─── Records shown ───

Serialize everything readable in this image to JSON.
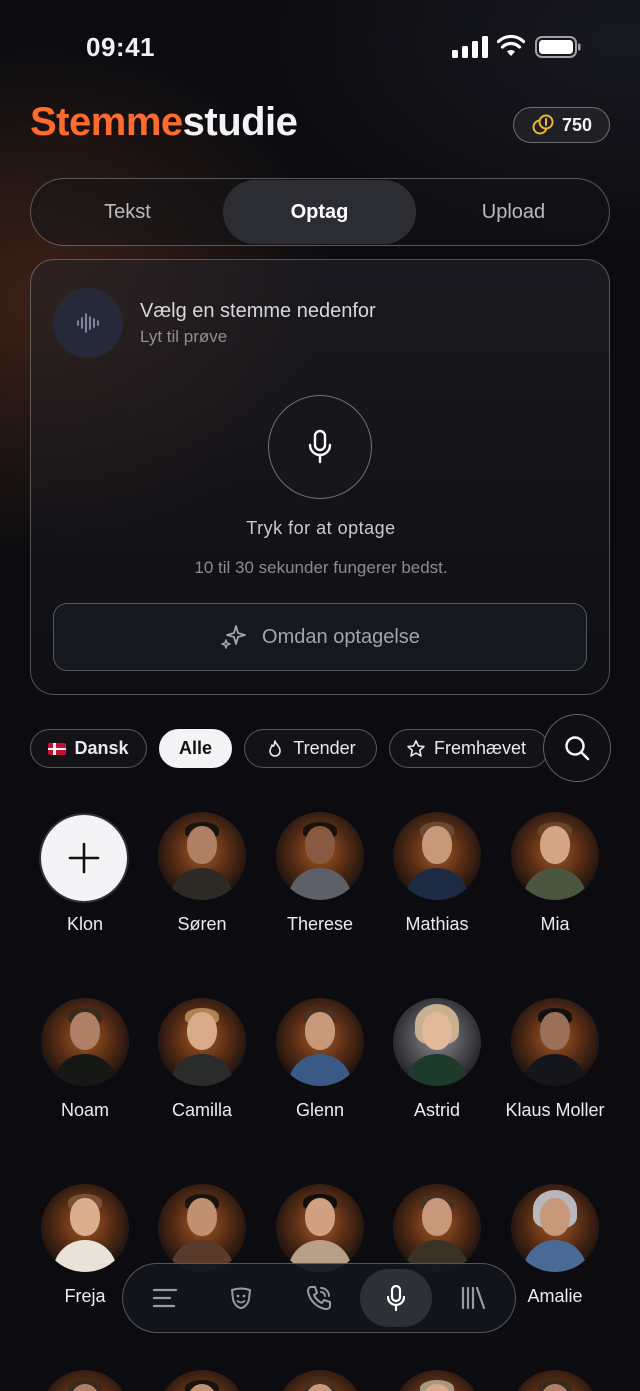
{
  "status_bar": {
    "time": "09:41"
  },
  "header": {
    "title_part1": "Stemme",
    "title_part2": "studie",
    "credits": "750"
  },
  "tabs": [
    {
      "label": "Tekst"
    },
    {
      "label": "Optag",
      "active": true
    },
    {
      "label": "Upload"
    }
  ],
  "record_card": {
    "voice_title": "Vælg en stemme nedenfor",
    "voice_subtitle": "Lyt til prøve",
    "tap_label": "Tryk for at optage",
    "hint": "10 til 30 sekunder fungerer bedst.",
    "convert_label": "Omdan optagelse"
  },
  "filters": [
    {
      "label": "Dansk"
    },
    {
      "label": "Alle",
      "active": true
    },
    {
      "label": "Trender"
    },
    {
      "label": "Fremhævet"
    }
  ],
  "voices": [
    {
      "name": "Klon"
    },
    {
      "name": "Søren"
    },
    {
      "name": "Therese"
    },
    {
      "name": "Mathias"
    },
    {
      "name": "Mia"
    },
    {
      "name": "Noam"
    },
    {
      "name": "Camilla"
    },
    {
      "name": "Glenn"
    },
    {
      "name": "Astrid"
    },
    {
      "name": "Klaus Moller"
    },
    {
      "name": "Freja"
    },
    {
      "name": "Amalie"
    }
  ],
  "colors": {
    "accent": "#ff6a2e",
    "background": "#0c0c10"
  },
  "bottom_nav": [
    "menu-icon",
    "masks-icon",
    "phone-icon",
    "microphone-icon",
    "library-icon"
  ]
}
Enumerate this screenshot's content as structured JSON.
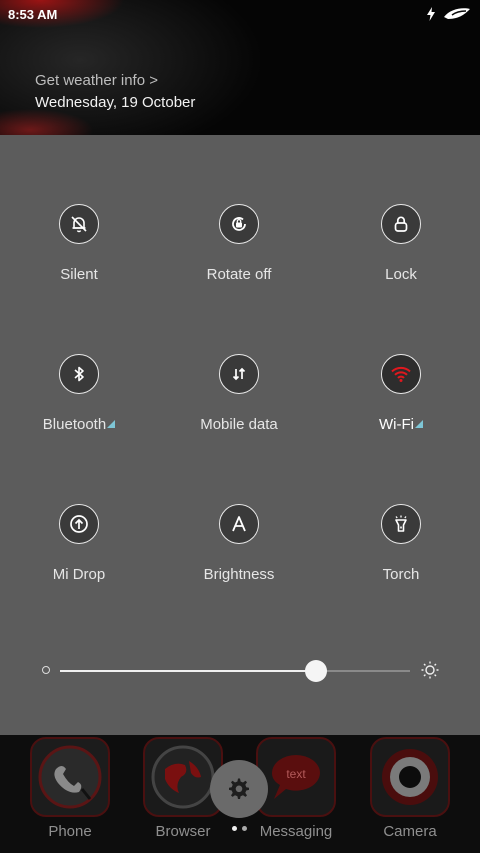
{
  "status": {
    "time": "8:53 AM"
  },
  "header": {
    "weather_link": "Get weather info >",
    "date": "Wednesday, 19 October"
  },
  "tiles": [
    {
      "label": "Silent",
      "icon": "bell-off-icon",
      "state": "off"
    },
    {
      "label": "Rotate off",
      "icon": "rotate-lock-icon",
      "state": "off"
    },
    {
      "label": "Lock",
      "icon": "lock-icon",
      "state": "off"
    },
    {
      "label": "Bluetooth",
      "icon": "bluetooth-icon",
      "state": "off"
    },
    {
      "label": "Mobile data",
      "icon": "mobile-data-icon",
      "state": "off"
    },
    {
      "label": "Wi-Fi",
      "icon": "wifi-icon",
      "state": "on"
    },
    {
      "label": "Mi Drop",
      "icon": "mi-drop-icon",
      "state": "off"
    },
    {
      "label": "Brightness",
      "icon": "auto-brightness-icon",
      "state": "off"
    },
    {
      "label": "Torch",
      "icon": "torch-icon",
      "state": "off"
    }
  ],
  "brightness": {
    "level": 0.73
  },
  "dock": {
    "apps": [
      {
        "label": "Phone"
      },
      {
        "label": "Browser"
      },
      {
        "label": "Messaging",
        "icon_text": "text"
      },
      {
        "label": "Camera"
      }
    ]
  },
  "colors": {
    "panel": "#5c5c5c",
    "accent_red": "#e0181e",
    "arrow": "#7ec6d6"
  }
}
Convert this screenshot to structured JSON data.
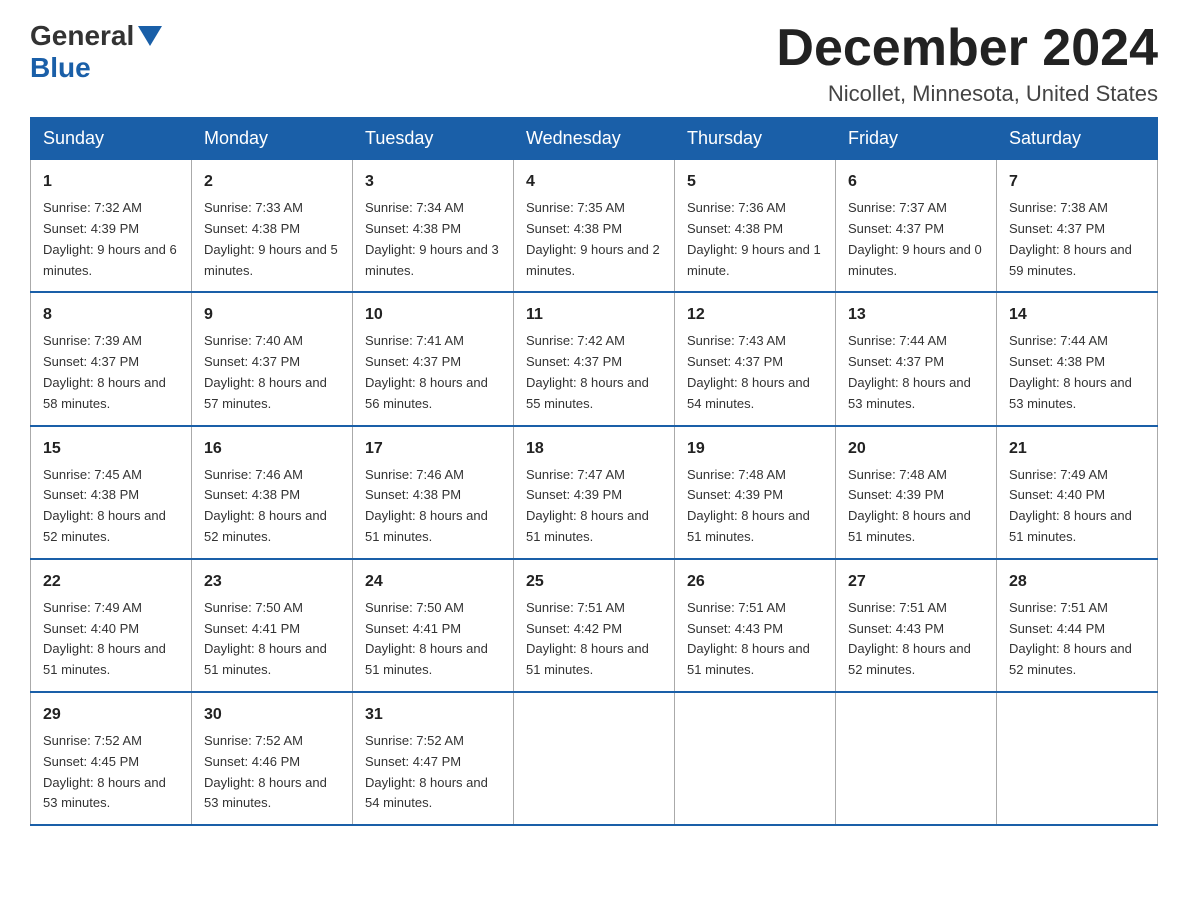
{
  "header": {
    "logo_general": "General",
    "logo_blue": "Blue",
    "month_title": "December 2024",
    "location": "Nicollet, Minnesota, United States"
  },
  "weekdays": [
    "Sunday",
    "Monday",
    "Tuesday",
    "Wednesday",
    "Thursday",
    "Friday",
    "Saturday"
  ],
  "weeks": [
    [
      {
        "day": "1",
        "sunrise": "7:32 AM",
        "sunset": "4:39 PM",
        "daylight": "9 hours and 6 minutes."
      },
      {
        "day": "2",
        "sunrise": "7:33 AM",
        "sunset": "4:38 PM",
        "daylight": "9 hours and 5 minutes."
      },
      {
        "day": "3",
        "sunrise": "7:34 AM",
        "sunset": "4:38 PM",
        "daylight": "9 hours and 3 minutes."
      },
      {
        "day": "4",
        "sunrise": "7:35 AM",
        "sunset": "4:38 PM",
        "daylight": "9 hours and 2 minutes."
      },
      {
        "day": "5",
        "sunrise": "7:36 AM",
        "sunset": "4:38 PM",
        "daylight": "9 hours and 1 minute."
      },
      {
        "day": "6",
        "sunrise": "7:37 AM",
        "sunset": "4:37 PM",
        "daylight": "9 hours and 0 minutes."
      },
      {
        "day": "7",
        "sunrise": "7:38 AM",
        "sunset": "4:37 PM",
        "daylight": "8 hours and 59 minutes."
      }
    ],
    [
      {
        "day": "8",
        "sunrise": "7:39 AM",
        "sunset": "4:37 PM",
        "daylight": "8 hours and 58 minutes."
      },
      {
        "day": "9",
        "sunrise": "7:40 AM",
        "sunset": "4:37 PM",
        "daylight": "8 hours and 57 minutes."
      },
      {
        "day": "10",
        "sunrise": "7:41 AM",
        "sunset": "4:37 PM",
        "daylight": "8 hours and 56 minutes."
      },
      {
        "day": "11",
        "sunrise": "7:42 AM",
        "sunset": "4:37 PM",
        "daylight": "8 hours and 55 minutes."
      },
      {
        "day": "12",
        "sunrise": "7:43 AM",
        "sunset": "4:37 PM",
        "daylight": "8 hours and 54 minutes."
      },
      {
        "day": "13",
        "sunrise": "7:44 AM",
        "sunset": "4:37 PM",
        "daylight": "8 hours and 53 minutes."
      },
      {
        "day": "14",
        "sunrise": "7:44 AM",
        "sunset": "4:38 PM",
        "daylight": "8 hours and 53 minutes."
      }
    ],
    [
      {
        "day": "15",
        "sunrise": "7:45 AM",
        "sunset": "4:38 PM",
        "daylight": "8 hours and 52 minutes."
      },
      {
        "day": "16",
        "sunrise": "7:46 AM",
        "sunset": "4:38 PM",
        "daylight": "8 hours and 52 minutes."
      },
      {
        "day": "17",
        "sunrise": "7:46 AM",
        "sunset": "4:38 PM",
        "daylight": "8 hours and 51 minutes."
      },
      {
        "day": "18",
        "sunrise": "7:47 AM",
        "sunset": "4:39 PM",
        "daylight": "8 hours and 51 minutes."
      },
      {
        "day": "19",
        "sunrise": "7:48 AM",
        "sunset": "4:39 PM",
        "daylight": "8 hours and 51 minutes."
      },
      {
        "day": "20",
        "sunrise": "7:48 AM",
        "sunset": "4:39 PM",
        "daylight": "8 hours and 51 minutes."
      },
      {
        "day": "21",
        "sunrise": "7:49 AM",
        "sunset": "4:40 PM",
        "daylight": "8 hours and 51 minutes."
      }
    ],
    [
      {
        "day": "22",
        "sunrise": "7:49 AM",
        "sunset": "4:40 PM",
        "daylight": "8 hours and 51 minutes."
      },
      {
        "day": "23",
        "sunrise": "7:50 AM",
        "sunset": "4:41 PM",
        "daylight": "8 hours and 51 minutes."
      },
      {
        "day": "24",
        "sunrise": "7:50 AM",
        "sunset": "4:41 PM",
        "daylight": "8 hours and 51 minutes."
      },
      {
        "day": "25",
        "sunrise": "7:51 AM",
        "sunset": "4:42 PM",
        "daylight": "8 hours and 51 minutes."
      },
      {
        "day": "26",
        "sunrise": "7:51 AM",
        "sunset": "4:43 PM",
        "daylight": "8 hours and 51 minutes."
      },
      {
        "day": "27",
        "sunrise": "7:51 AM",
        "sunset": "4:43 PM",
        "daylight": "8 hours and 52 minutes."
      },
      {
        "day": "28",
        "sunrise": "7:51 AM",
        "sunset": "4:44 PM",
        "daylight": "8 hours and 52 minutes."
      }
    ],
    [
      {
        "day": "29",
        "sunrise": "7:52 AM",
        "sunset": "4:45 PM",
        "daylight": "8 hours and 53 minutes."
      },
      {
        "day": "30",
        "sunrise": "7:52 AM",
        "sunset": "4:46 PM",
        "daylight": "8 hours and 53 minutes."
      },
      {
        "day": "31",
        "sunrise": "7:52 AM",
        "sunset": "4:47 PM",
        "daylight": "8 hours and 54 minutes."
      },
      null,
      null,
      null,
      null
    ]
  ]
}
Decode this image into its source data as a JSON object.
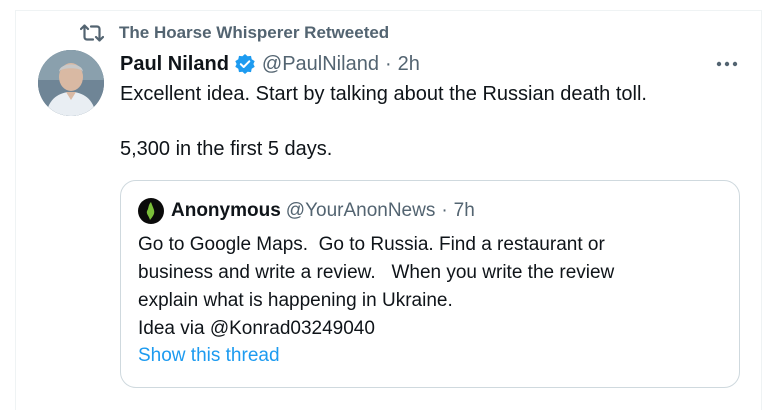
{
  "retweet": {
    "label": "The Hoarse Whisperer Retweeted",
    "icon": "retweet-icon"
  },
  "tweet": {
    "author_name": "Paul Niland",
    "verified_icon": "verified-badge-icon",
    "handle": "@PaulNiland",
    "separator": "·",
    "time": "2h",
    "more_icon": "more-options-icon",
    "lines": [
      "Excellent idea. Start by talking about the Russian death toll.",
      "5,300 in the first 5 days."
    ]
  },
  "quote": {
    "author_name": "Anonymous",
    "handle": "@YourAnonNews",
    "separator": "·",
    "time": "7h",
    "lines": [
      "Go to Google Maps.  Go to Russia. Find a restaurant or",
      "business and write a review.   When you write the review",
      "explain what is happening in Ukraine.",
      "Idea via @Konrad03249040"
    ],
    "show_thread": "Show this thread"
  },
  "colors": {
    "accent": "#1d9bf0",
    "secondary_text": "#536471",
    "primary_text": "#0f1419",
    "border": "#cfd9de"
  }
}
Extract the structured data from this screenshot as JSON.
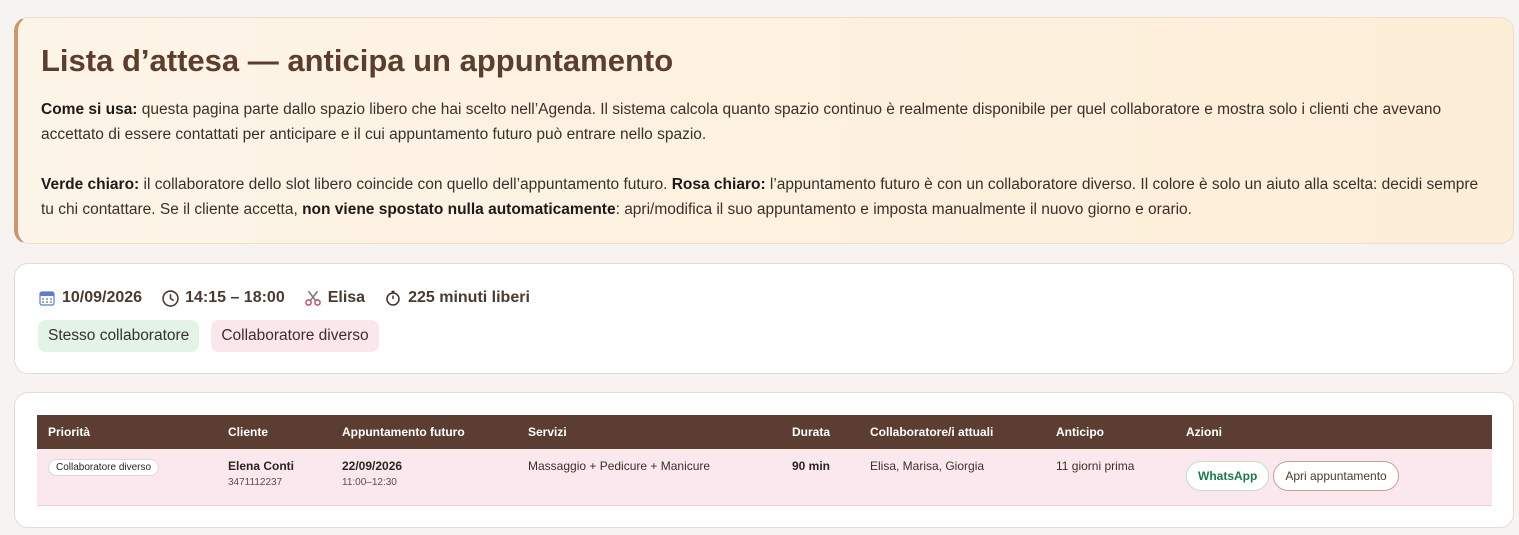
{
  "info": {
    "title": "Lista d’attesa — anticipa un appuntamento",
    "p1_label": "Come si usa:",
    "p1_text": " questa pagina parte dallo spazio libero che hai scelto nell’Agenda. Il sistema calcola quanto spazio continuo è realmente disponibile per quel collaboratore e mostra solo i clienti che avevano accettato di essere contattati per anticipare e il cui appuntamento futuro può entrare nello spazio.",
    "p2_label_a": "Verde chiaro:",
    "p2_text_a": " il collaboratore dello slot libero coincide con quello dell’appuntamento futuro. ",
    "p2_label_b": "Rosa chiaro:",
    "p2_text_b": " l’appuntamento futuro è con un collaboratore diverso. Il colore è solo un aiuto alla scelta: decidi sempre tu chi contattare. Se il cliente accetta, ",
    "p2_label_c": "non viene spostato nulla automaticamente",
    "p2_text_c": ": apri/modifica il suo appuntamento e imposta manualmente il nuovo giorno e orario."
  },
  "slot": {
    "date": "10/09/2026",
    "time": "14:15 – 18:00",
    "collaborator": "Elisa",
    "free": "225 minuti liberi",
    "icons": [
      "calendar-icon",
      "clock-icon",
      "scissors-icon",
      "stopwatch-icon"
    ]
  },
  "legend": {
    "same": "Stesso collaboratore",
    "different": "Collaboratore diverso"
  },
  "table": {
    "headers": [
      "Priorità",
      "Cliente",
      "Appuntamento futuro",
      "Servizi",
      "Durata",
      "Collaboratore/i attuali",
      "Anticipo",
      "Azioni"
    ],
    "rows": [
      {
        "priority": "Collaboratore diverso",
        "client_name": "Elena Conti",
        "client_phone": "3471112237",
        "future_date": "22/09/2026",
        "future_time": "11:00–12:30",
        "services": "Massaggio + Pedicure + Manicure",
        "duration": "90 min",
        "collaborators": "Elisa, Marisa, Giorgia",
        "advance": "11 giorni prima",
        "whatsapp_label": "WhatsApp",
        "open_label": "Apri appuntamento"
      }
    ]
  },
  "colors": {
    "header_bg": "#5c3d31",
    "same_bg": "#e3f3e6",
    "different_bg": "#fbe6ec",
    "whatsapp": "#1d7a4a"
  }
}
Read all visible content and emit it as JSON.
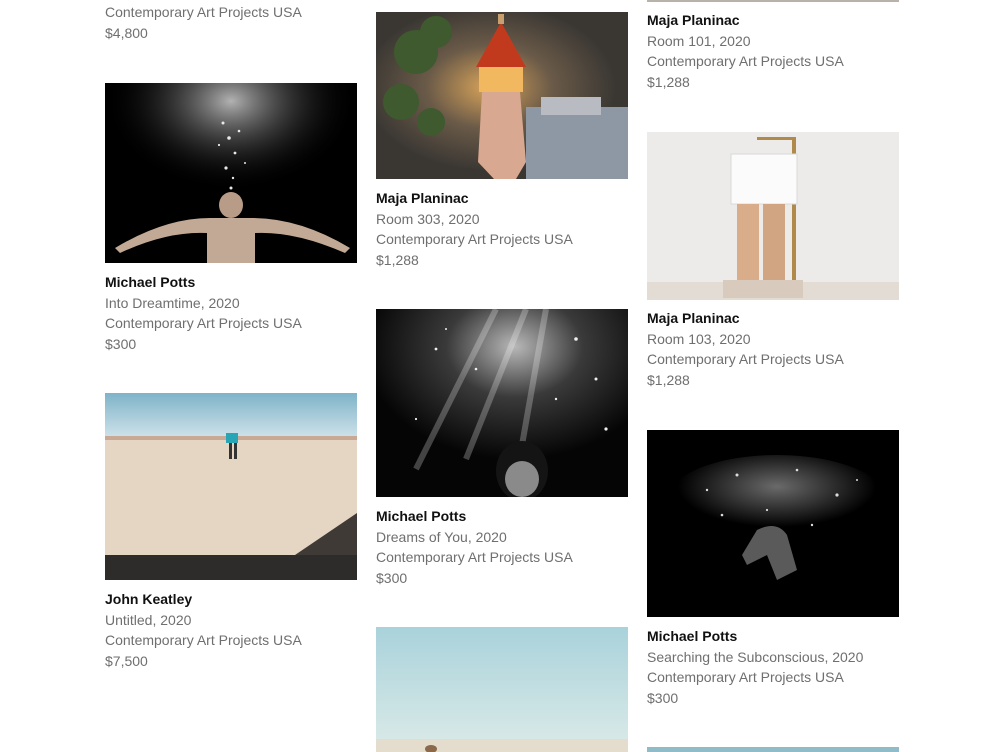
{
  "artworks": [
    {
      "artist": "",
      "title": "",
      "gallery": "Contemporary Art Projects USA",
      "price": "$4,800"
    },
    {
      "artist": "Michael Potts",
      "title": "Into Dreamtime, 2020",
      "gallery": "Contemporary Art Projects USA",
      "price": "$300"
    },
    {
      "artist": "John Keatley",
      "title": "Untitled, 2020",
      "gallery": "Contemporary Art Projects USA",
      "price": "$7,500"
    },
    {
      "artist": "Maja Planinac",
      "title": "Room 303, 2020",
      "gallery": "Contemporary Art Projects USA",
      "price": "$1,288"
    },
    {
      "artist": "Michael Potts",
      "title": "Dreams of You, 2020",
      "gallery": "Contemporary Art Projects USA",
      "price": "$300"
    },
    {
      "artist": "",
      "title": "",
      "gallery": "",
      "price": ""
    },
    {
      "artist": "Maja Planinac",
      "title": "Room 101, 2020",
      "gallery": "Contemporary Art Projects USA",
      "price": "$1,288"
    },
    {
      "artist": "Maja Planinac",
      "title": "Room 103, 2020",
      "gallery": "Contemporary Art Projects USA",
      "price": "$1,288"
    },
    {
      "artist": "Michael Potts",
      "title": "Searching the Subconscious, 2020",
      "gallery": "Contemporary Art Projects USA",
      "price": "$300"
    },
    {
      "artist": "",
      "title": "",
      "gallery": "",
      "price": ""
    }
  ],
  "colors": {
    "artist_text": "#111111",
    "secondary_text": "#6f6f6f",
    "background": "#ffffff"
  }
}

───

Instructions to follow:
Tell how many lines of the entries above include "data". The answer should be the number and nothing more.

Task solution:
5